So I’ll break it down quickly for you by talking about the following aspects:

  • Features
  • Design
  • Why you will like it
  • Applications



The SPRO Rk Crawler comes in 7 great looking crawfish colors. In fact, I don’t think their is a bad color in the line up. They have some translucent colors and solid matte colors that hit the highlights and colors that attract all 3 species of black bass.

The bait weighs 1/2 ounce, so it casts like a rock. That’s a good deal with smaller crankbaits in clear water, where you often make long casts that you want to land inches from the rocky bank without busting your bait. And it will dive to around 10-12 feet so you can cover a lot of water with one cast. It has a great hookup ratio with two No. 5 Gamakatsu treble hooks.



The SPRO Rk Crawler is a crawfish crankbait. It does not come in shad or bluegill patterns. It’s meant to mimic the crawfish that frequent many clear, rocky fisheries across the nation. Elite Series pro Mike McClelland lives on Beaver Lake and has spent countless hours on Table Rock, Bull Shoals and other Ozark and White River highland impoundments where clear water can make for tough fishing.

But one staple of those fisheries is that on windy, cloudy days, the spotted bass, smallmouths and largemouths that frequent those types of fisheries will flat chomp on crawfish crankbaits crawled over and through rocky banks, points and flats.

The bait crawls rocky banks really well and gets wild as it goes along. That hunting pattern over irregular bottom contours is very attractive to bass. But you need your bait to not get hung up. That was what I was probably most impressed with on the Rk Crawler was how well it fished on rip rap, and around big rock.



It throws great, retrieves great and it catches bass. I was able to catch several bass this spring on it around rip rap. I really liked that it’s small but fishes like a bigger crankbait. I could feel it well on a medium cranking rod.

The colors really are great on it. Chartreuse is a real trigger color for smallmouth and spotted bass but they made some real pretty baits that just have subtle orange and chartreuse accents. It’s obvious a lot of thought was put into the color, the action and the fishability of these crankbaits.



The obvious application for this crankbait is on clear water fisheries where crawfish are prevalent. It was really effective in the prespawn for me. I will start picking it up again as I look for fish that come back shallow in the hot parts of summer because it’s small profile matches the size of yearling baitfish.

But I feel like it will be effective anytime there is an overabundance of shad, and when the fish stay shallow on clear fisheries hunting like smallmouth often do on norther natural lakes.

It will also be very effective when the crawfish are molting on full moon cycles. And again in the fall when the bass go foraging before winter.

It was probably designed as a coldwater crankbait, but it won’t surprise me to see several big catches in other times of the year on fisheries where crawfish are the main forage like a lot of northern natural lakes that are more rocky than grassy.

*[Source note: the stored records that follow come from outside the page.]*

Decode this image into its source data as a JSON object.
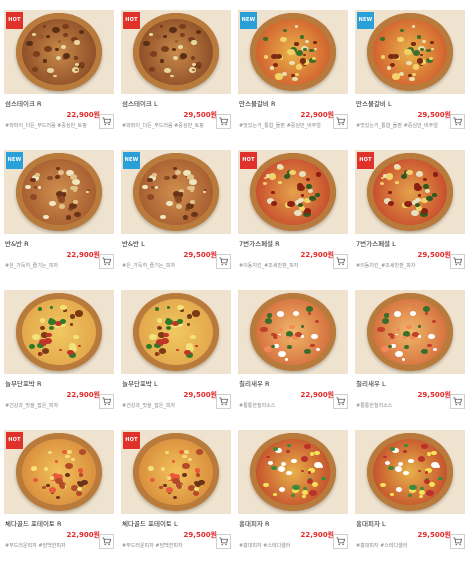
{
  "badge_colors": {
    "HOT": "#e0322b",
    "NEW": "#2aa0d9"
  },
  "price_color": "#e32a2a",
  "products": [
    {
      "badge": "HOT",
      "name": "섬스테이크 R",
      "price": "22,900원",
      "tags": "#와퍼이_더든_부드러움 #중심만_토핑",
      "style": "steak"
    },
    {
      "badge": "HOT",
      "name": "섬스테이크 L",
      "price": "29,500원",
      "tags": "#와퍼이_더든_부드러움 #중심만_토핑",
      "style": "steak"
    },
    {
      "badge": "NEW",
      "name": "만스불갈비 R",
      "price": "22,900원",
      "tags": "#맛있는거_통합_돌판 #중심만_비주얼",
      "style": "bulgogi"
    },
    {
      "badge": "NEW",
      "name": "만스불갈비 L",
      "price": "29,500원",
      "tags": "#맛있는거_통합_돌판 #중심만_비주얼",
      "style": "bulgogi"
    },
    {
      "badge": "NEW",
      "name": "반&반 R",
      "price": "22,900원",
      "tags": "#은_가득히_즐기는_피자",
      "style": "half"
    },
    {
      "badge": "NEW",
      "name": "반&반 L",
      "price": "29,500원",
      "tags": "#은_가득히_즐기는_피자",
      "style": "half"
    },
    {
      "badge": "HOT",
      "name": "7번가스페셜 R",
      "price": "22,900원",
      "tags": "#이동치킨_#조세만판_피자",
      "style": "special"
    },
    {
      "badge": "HOT",
      "name": "7번가스페셜 L",
      "price": "29,500원",
      "tags": "#이동치킨_#조세만판_피자",
      "style": "special"
    },
    {
      "badge": "",
      "name": "놀부단포박 R",
      "price": "22,900원",
      "tags": "#건강과_맛을_잡은_피자",
      "style": "veggie"
    },
    {
      "badge": "",
      "name": "놀부단포박 L",
      "price": "29,500원",
      "tags": "#건강과_맛을_잡은_피자",
      "style": "veggie"
    },
    {
      "badge": "",
      "name": "칠리새우 R",
      "price": "22,900원",
      "tags": "#통통한칠리소스",
      "style": "shrimp"
    },
    {
      "badge": "",
      "name": "칠리새우 L",
      "price": "29,500원",
      "tags": "#통통한칠리소스",
      "style": "shrimp"
    },
    {
      "badge": "HOT",
      "name": "체다골드 포테이토 R",
      "price": "22,900원",
      "tags": "#부드러운피자 #담백한피자",
      "style": "potato"
    },
    {
      "badge": "HOT",
      "name": "체다골드 포테이토 L",
      "price": "29,500원",
      "tags": "#부드러운피자 #담백한피자",
      "style": "potato"
    },
    {
      "badge": "",
      "name": "홍대피자 R",
      "price": "22,900원",
      "tags": "#홍대피자 #스테디셀러",
      "style": "hongdae"
    },
    {
      "badge": "",
      "name": "홍대피자 L",
      "price": "29,500원",
      "tags": "#홍대피자 #스테디셀러",
      "style": "hongdae"
    }
  ]
}
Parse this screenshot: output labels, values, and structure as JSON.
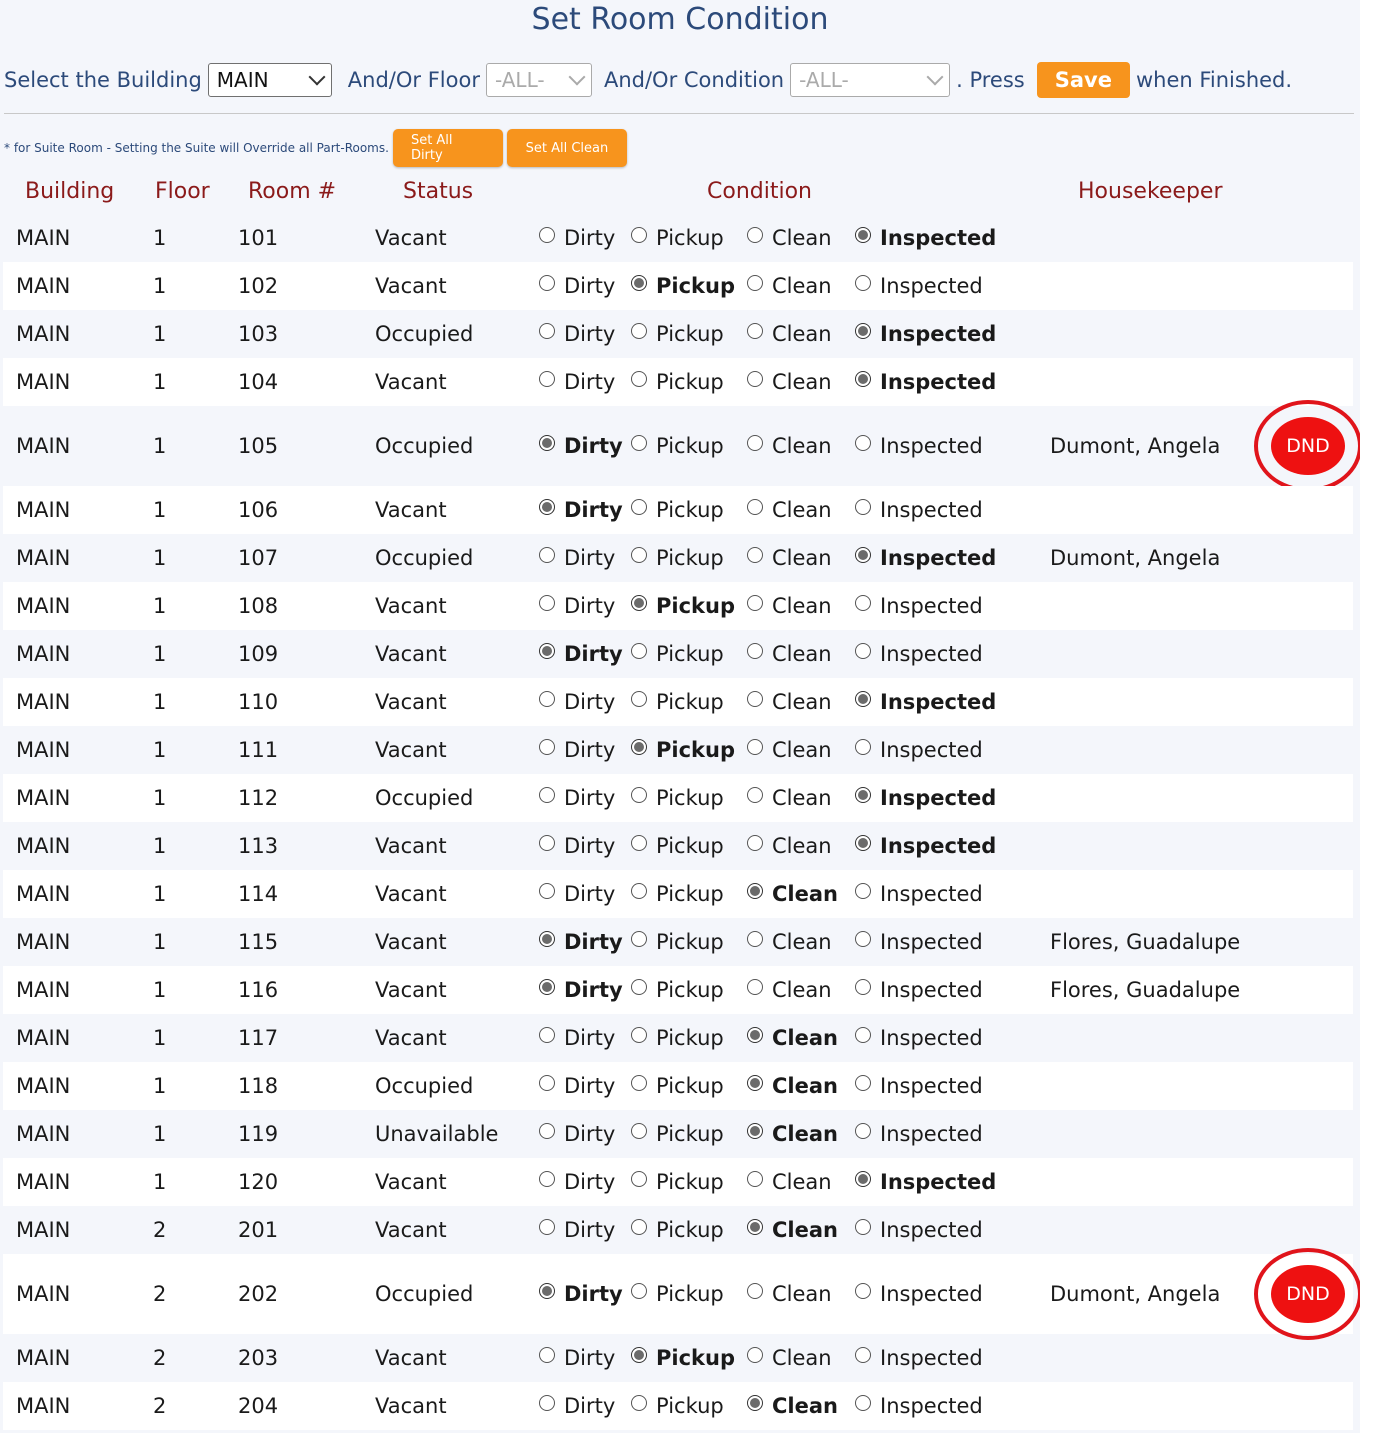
{
  "title": "Set Room Condition",
  "filters": {
    "building_label": "Select the Building",
    "building_value": "MAIN",
    "floor_label": "And/Or Floor",
    "floor_value": "-ALL-",
    "condition_label": "And/Or Condition",
    "condition_value": "-ALL-",
    "press_label": ". Press",
    "save_label": "Save",
    "finished_label": "when Finished."
  },
  "note": "* for Suite Room - Setting the Suite will Override all Part-Rooms.",
  "bulk": {
    "set_all_dirty": "Set All Dirty",
    "set_all_clean": "Set All Clean"
  },
  "columns": {
    "building": "Building",
    "floor": "Floor",
    "room": "Room #",
    "status": "Status",
    "condition": "Condition",
    "housekeeper": "Housekeeper"
  },
  "condition_options": [
    "Dirty",
    "Pickup",
    "Clean",
    "Inspected"
  ],
  "dnd_label": "DND",
  "colors": {
    "accent": "#f7941d",
    "header_red": "#8b1a1a",
    "title_blue": "#2c4a7a",
    "dnd_red": "#ee1111"
  },
  "rows": [
    {
      "building": "MAIN",
      "floor": "1",
      "room": "101",
      "status": "Vacant",
      "condition": "Inspected",
      "housekeeper": "",
      "dnd": false
    },
    {
      "building": "MAIN",
      "floor": "1",
      "room": "102",
      "status": "Vacant",
      "condition": "Pickup",
      "housekeeper": "",
      "dnd": false
    },
    {
      "building": "MAIN",
      "floor": "1",
      "room": "103",
      "status": "Occupied",
      "condition": "Inspected",
      "housekeeper": "",
      "dnd": false
    },
    {
      "building": "MAIN",
      "floor": "1",
      "room": "104",
      "status": "Vacant",
      "condition": "Inspected",
      "housekeeper": "",
      "dnd": false
    },
    {
      "building": "MAIN",
      "floor": "1",
      "room": "105",
      "status": "Occupied",
      "condition": "Dirty",
      "housekeeper": "Dumont, Angela",
      "dnd": true
    },
    {
      "building": "MAIN",
      "floor": "1",
      "room": "106",
      "status": "Vacant",
      "condition": "Dirty",
      "housekeeper": "",
      "dnd": false
    },
    {
      "building": "MAIN",
      "floor": "1",
      "room": "107",
      "status": "Occupied",
      "condition": "Inspected",
      "housekeeper": "Dumont, Angela",
      "dnd": false
    },
    {
      "building": "MAIN",
      "floor": "1",
      "room": "108",
      "status": "Vacant",
      "condition": "Pickup",
      "housekeeper": "",
      "dnd": false
    },
    {
      "building": "MAIN",
      "floor": "1",
      "room": "109",
      "status": "Vacant",
      "condition": "Dirty",
      "housekeeper": "",
      "dnd": false
    },
    {
      "building": "MAIN",
      "floor": "1",
      "room": "110",
      "status": "Vacant",
      "condition": "Inspected",
      "housekeeper": "",
      "dnd": false
    },
    {
      "building": "MAIN",
      "floor": "1",
      "room": "111",
      "status": "Vacant",
      "condition": "Pickup",
      "housekeeper": "",
      "dnd": false
    },
    {
      "building": "MAIN",
      "floor": "1",
      "room": "112",
      "status": "Occupied",
      "condition": "Inspected",
      "housekeeper": "",
      "dnd": false
    },
    {
      "building": "MAIN",
      "floor": "1",
      "room": "113",
      "status": "Vacant",
      "condition": "Inspected",
      "housekeeper": "",
      "dnd": false
    },
    {
      "building": "MAIN",
      "floor": "1",
      "room": "114",
      "status": "Vacant",
      "condition": "Clean",
      "housekeeper": "",
      "dnd": false
    },
    {
      "building": "MAIN",
      "floor": "1",
      "room": "115",
      "status": "Vacant",
      "condition": "Dirty",
      "housekeeper": "Flores, Guadalupe",
      "dnd": false
    },
    {
      "building": "MAIN",
      "floor": "1",
      "room": "116",
      "status": "Vacant",
      "condition": "Dirty",
      "housekeeper": "Flores, Guadalupe",
      "dnd": false
    },
    {
      "building": "MAIN",
      "floor": "1",
      "room": "117",
      "status": "Vacant",
      "condition": "Clean",
      "housekeeper": "",
      "dnd": false
    },
    {
      "building": "MAIN",
      "floor": "1",
      "room": "118",
      "status": "Occupied",
      "condition": "Clean",
      "housekeeper": "",
      "dnd": false
    },
    {
      "building": "MAIN",
      "floor": "1",
      "room": "119",
      "status": "Unavailable",
      "condition": "Clean",
      "housekeeper": "",
      "dnd": false
    },
    {
      "building": "MAIN",
      "floor": "1",
      "room": "120",
      "status": "Vacant",
      "condition": "Inspected",
      "housekeeper": "",
      "dnd": false
    },
    {
      "building": "MAIN",
      "floor": "2",
      "room": "201",
      "status": "Vacant",
      "condition": "Clean",
      "housekeeper": "",
      "dnd": false
    },
    {
      "building": "MAIN",
      "floor": "2",
      "room": "202",
      "status": "Occupied",
      "condition": "Dirty",
      "housekeeper": "Dumont, Angela",
      "dnd": true
    },
    {
      "building": "MAIN",
      "floor": "2",
      "room": "203",
      "status": "Vacant",
      "condition": "Pickup",
      "housekeeper": "",
      "dnd": false
    },
    {
      "building": "MAIN",
      "floor": "2",
      "room": "204",
      "status": "Vacant",
      "condition": "Clean",
      "housekeeper": "",
      "dnd": false
    }
  ]
}
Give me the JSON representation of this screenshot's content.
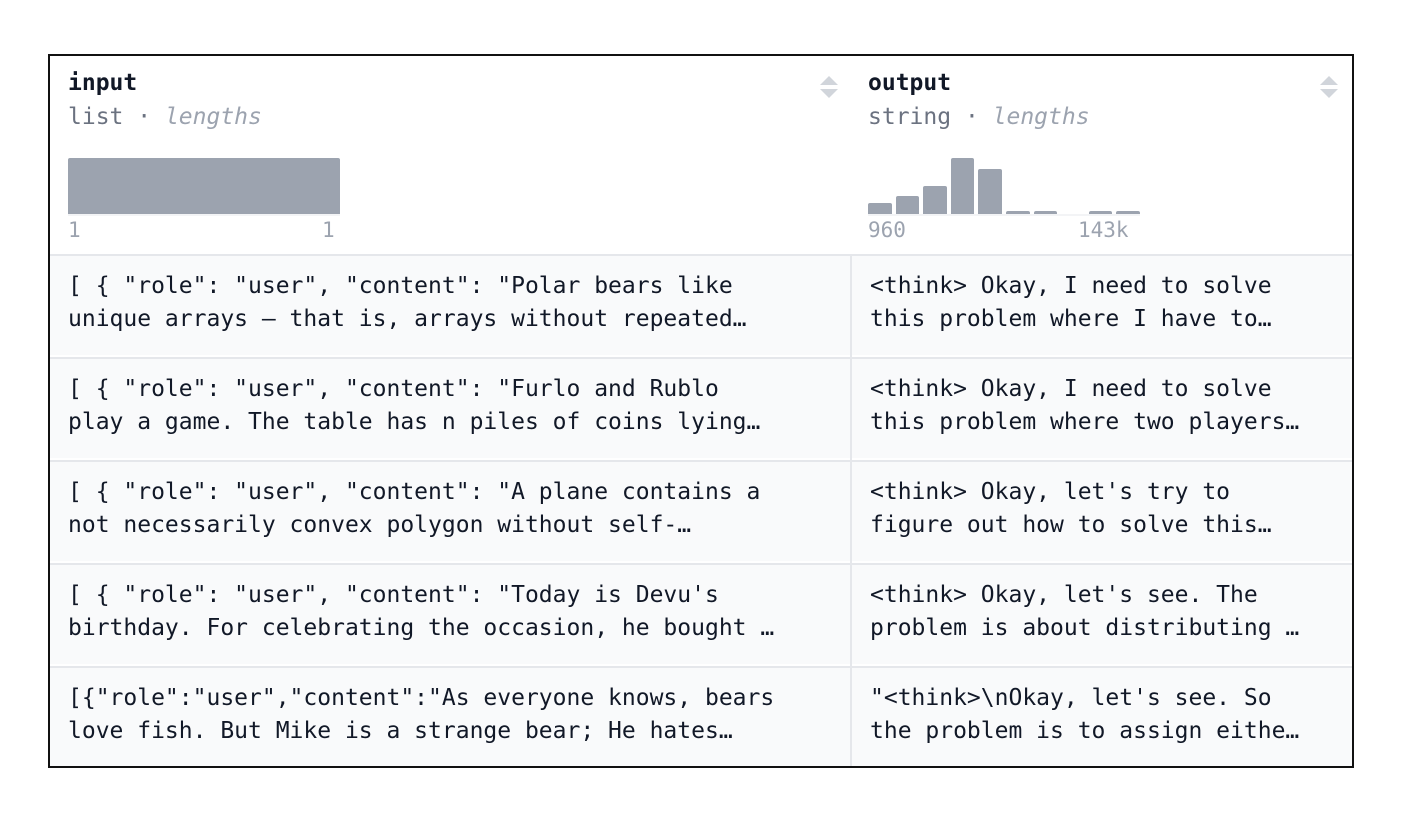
{
  "columns": [
    {
      "name": "input",
      "type": "list",
      "sub": "lengths",
      "sort_icon": "sort-icon",
      "histogram": {
        "bars": [
          1.0
        ],
        "min_label": "1",
        "max_label": "1"
      }
    },
    {
      "name": "output",
      "type": "string",
      "sub": "lengths",
      "sort_icon": "sort-icon",
      "histogram": {
        "bars": [
          0.2,
          0.32,
          0.5,
          1.0,
          0.8,
          0.05,
          0.05,
          0,
          0.05,
          0.05
        ],
        "min_label": "960",
        "max_label": "143k"
      }
    }
  ],
  "rows": [
    {
      "input": [
        "[ { \"role\": \"user\", \"content\": \"Polar bears like",
        "unique arrays — that is, arrays without repeated…"
      ],
      "output": [
        "<think> Okay, I need to solve",
        "this problem where I have to…"
      ]
    },
    {
      "input": [
        "[ { \"role\": \"user\", \"content\": \"Furlo and Rublo",
        "play a game. The table has n piles of coins lying…"
      ],
      "output": [
        "<think> Okay, I need to solve",
        "this problem where two players…"
      ]
    },
    {
      "input": [
        "[ { \"role\": \"user\", \"content\": \"A plane contains a",
        "not necessarily convex polygon without self-…"
      ],
      "output": [
        "<think> Okay, let's try to",
        "figure out how to solve this…"
      ]
    },
    {
      "input": [
        "[ { \"role\": \"user\", \"content\": \"Today is Devu's",
        "birthday. For celebrating the occasion, he bought …"
      ],
      "output": [
        "<think> Okay, let's see. The",
        "problem is about distributing …"
      ]
    },
    {
      "input": [
        "[{\"role\":\"user\",\"content\":\"As everyone knows, bears",
        "love fish. But Mike is a strange bear; He hates…"
      ],
      "output": [
        "\"<think>\\nOkay, let's see. So",
        "the problem is to assign eithe…"
      ]
    }
  ]
}
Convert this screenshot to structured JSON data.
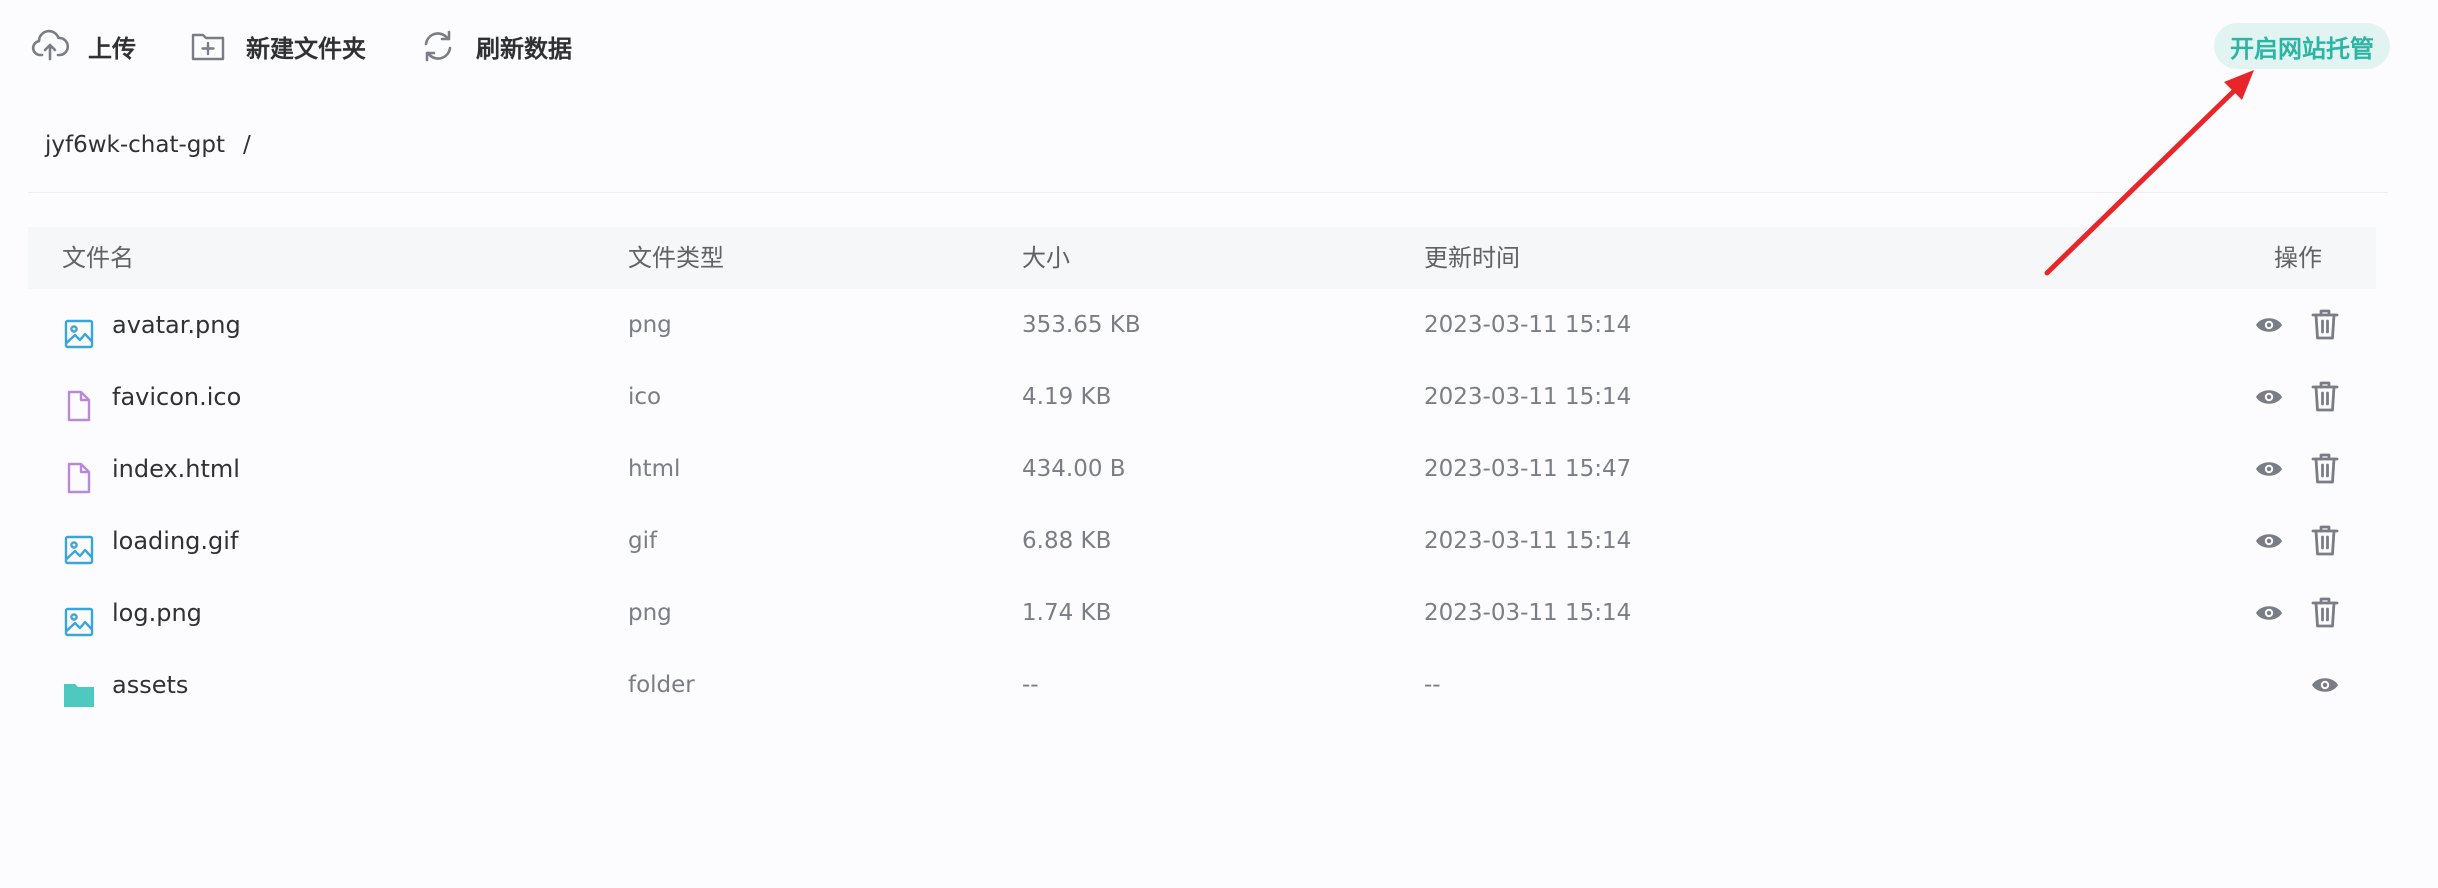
{
  "toolbar": {
    "upload_label": "上传",
    "new_folder_label": "新建文件夹",
    "refresh_label": "刷新数据",
    "hosting_label": "开启网站托管"
  },
  "breadcrumb": {
    "bucket": "jyf6wk-chat-gpt",
    "separator": "/"
  },
  "table": {
    "headers": {
      "name": "文件名",
      "type": "文件类型",
      "size": "大小",
      "time": "更新时间",
      "actions": "操作"
    },
    "rows": [
      {
        "name": "avatar.png",
        "type": "png",
        "size": "353.65 KB",
        "time": "2023-03-11 15:14",
        "icon": "image-file-icon"
      },
      {
        "name": "favicon.ico",
        "type": "ico",
        "size": "4.19 KB",
        "time": "2023-03-11 15:14",
        "icon": "document-file-icon"
      },
      {
        "name": "index.html",
        "type": "html",
        "size": "434.00 B",
        "time": "2023-03-11 15:47",
        "icon": "document-file-icon"
      },
      {
        "name": "loading.gif",
        "type": "gif",
        "size": "6.88 KB",
        "time": "2023-03-11 15:14",
        "icon": "image-file-icon"
      },
      {
        "name": "log.png",
        "type": "png",
        "size": "1.74 KB",
        "time": "2023-03-11 15:14",
        "icon": "image-file-icon"
      },
      {
        "name": "assets",
        "type": "folder",
        "size": "--",
        "time": "--",
        "icon": "folder-icon"
      }
    ]
  },
  "colors": {
    "accent": "#2bb5a4",
    "image_icon": "#3aa5d8",
    "doc_icon": "#b889d6",
    "folder_icon": "#4ec9bf",
    "annotation_arrow": "#e8262a"
  }
}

I liked the Rk Crawler. I think it’s well made, well designed, in the right colors and it fishes well. It’s a premium crankbait. You can find the SPRO Rk Crawler 55 at TackleWarehouse.com or at local retailers that carry SPRO crankbaits.